A small manuscript collection that I recently finished processing is the Robert M. O’Reilly papers (MC 34).
Robert Maitland O’Reilly (1845-1912) was the 20th Surgeon General of the United States Army serving from September 7, 1902 to January 14, 1909. O’Reilly served a long military medical career beginning as a medical cadet in August 1862 during the Civil War. Notable accomplishments include a position as the physician at the White House during both of President Grover Cleveland’s administrations, Chief Surgeon of the First Independent Division at the beginning of the Spanish-American War, and delegate at the International Conference for the Revision of the Geneva Convention in Geneva in 1906. The collection contains correspondence, general orders, assignments, certificates of appointment, circulars, clippings, invitations, a notebook and a scrapbook.

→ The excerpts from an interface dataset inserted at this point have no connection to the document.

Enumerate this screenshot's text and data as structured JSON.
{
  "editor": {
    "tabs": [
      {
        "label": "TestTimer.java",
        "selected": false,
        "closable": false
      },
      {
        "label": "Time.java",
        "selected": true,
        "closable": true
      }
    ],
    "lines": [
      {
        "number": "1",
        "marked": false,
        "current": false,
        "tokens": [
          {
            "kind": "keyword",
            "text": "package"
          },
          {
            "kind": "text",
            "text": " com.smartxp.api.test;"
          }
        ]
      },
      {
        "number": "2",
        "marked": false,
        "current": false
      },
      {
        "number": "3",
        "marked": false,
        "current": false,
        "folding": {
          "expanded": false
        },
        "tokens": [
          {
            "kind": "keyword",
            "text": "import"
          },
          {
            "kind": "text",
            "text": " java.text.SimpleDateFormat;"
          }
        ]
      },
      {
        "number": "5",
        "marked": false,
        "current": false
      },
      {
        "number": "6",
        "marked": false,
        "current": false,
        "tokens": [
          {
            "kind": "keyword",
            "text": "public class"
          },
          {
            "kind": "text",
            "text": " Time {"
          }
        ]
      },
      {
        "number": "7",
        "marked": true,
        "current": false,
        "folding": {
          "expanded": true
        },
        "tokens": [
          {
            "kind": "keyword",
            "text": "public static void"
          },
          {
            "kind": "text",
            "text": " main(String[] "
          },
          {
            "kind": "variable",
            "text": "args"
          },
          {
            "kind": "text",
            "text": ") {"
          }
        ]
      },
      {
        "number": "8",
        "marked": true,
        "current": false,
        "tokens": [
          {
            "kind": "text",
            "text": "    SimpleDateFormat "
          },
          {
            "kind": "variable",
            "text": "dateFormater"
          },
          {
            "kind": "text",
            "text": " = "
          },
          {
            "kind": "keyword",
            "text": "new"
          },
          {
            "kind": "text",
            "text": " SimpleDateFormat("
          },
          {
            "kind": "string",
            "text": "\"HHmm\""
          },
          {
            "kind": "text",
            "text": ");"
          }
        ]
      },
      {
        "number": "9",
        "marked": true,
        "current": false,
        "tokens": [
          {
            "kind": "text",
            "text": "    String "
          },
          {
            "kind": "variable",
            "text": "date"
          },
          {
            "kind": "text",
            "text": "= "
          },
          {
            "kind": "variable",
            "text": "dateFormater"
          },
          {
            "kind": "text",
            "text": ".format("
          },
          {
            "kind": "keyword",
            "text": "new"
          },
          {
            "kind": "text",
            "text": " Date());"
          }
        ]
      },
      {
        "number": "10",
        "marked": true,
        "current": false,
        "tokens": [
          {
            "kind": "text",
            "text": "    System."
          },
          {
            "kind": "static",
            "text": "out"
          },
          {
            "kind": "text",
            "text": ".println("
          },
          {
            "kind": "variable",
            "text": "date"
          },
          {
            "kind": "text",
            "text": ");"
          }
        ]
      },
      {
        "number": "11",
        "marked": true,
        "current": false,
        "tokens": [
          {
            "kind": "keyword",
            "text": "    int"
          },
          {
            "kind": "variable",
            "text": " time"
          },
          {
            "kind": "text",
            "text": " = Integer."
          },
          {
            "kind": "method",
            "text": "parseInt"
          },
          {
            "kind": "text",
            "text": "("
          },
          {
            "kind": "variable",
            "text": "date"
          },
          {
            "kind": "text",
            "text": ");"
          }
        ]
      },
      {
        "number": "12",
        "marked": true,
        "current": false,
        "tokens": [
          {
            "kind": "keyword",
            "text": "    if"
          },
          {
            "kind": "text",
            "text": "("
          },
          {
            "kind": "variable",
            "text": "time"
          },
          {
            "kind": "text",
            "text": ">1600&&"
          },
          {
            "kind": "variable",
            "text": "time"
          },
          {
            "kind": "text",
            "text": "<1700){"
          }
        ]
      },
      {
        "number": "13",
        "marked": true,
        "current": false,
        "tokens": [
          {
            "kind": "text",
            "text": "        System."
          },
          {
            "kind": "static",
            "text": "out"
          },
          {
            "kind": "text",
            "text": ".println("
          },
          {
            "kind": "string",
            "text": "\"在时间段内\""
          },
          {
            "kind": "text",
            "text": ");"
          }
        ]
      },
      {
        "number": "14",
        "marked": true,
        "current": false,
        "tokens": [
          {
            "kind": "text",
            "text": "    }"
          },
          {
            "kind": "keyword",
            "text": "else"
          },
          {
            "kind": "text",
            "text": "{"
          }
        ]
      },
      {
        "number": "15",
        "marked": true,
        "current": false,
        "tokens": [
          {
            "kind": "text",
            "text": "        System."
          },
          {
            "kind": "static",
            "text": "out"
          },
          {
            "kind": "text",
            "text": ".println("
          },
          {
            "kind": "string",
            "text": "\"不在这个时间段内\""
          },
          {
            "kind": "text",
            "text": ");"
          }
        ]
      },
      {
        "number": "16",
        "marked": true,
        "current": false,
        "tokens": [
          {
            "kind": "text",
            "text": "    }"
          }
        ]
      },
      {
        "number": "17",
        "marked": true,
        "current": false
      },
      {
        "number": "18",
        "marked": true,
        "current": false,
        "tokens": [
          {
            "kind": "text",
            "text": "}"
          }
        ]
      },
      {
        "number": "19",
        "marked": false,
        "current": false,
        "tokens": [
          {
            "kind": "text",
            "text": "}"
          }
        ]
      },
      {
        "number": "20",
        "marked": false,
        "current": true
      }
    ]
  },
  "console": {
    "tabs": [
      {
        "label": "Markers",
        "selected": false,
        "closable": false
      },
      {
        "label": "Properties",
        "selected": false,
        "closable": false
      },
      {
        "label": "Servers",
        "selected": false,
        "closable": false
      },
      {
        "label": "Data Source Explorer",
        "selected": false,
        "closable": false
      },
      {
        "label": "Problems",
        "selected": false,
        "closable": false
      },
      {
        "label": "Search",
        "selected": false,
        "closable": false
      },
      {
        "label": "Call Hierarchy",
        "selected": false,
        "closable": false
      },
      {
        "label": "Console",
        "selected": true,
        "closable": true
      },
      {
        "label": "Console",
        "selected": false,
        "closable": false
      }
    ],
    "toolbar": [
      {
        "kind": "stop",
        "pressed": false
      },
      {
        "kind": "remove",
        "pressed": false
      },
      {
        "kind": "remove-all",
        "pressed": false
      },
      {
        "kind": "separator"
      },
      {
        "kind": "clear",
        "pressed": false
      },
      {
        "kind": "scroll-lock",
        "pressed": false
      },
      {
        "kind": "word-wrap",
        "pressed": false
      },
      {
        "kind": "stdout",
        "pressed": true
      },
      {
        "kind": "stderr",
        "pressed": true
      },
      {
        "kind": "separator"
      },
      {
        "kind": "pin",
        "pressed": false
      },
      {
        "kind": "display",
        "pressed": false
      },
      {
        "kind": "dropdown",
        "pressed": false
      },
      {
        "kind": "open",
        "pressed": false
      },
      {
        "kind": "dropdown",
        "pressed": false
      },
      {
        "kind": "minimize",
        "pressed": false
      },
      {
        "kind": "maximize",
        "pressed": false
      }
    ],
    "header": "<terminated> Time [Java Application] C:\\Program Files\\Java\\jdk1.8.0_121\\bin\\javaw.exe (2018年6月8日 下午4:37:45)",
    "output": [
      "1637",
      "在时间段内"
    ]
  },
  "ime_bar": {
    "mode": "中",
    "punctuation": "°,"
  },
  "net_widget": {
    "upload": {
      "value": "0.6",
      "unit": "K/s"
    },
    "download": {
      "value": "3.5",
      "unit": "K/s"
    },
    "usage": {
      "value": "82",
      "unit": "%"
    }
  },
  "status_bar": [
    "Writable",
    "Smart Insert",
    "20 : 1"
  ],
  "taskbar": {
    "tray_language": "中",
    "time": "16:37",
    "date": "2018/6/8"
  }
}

O’Reilly led a long and successful military career starting as a medical cadet during the Civil War. His first assignment was at Cuyler General Hospital in Philadelphia followed by a general field hospital in Chattanooga, Tennessee in March 1864 where he writes almost daily to his mother. These letters to his mother are the bulk of the collection. Below is a typical letter in which O’Reilly discusses his main duty of tabulating the lists of wounded and killed soldiers into reports.
On March 24, 1901 O’Reilly’s son Jack died unexpectedly in early adulthood of peritonitis. Below is a telegram and letter informing his sister, Mary “Siss” O’Reilly, of the event.
When the Civil War ended O’Reilly finished his medical studies at the University of Pennsylvania. After graduating in 1866 he served in the army around the country and was continually promoted to higher ranking positions. The actual certificates are large in scale, below is a letter congratulating O’Reilly on his new position as Assistant Surgeon.
A high point in the collection is a scrapbook kept while O’Reilly was abroad serving as a delegate at the 1906 International Conference for the Revisions of the Geneva Convention for the conference. The scrapbook contains calling cards, menus, invitations, and notes.